A Phase I clinical trial investigating immunisation strategies using DNA, MVA and CN54rgp140 adjuvanted with GLA-AF to maximise antibody responses.
Studying whether combining two components of a combination vaccine can improve immune responses amd reduce the number of shots those with HIV need
What is this study about?
There is currently no cure for HIV and although treatment is available, it is inaccessible to many, has to be taken for life and can be associated with side effects. It is widely accepted that a vaccine for HIV would be the best way to prevent infection and although there has been one encouraging trial in Thailand, there is currently no vaccine available.
We are exploring a strategy using a combination of three different types of vaccine. This approach has previously been shown to be more efficient than just a single component.

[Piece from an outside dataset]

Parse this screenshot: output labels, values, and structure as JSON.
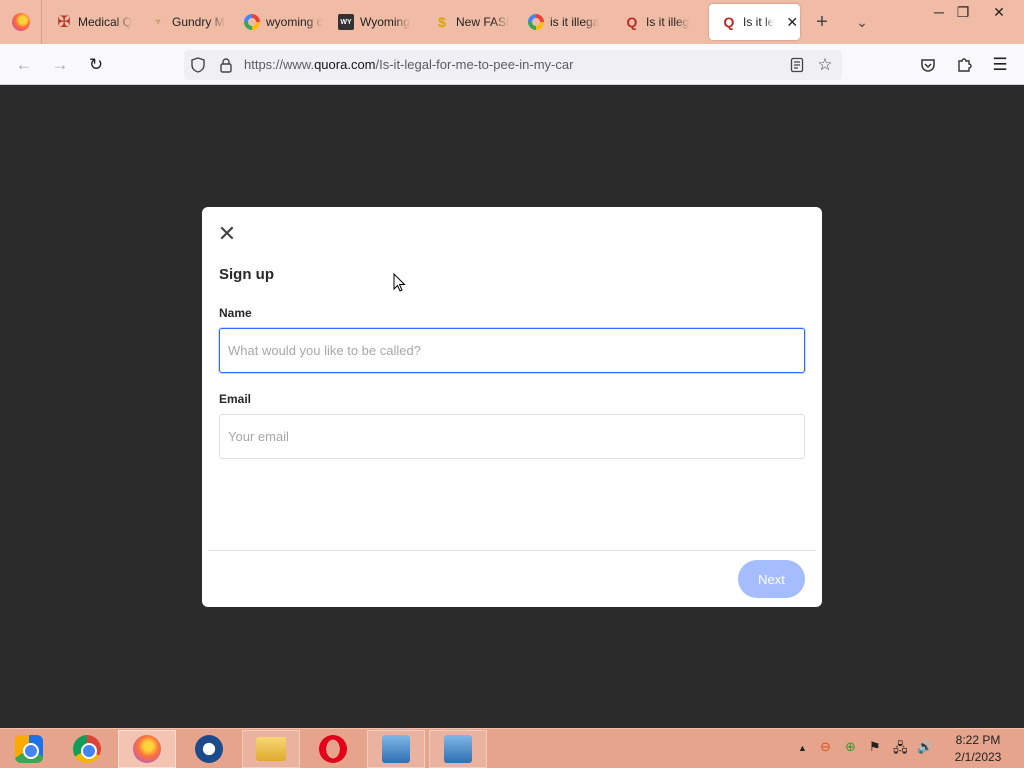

There is currently great interest in whether combining vaccines could improve their performance.
In this study half (20) the volunteers will receive 7 vaccinations and the other half will receive 5. We will follow up everyone in the same way and are interested in immune responses and also whether there are any reactions to the vaccinations.
This study is one of several that we are involved in using common vaccines and so we will be able to directly compare the results across these studies in order to optimise the design of the next (larger) clinical study.
Type of study
Who is funding the study?
The Medical Research Council.
When is it taking place?
Where is it taking place?
St Marys Hospital, London, Surrey Clinical Research Centre, Guildford
Who is included?
40 healthy adult men and women aged 18-45 at low risk of HIV infection.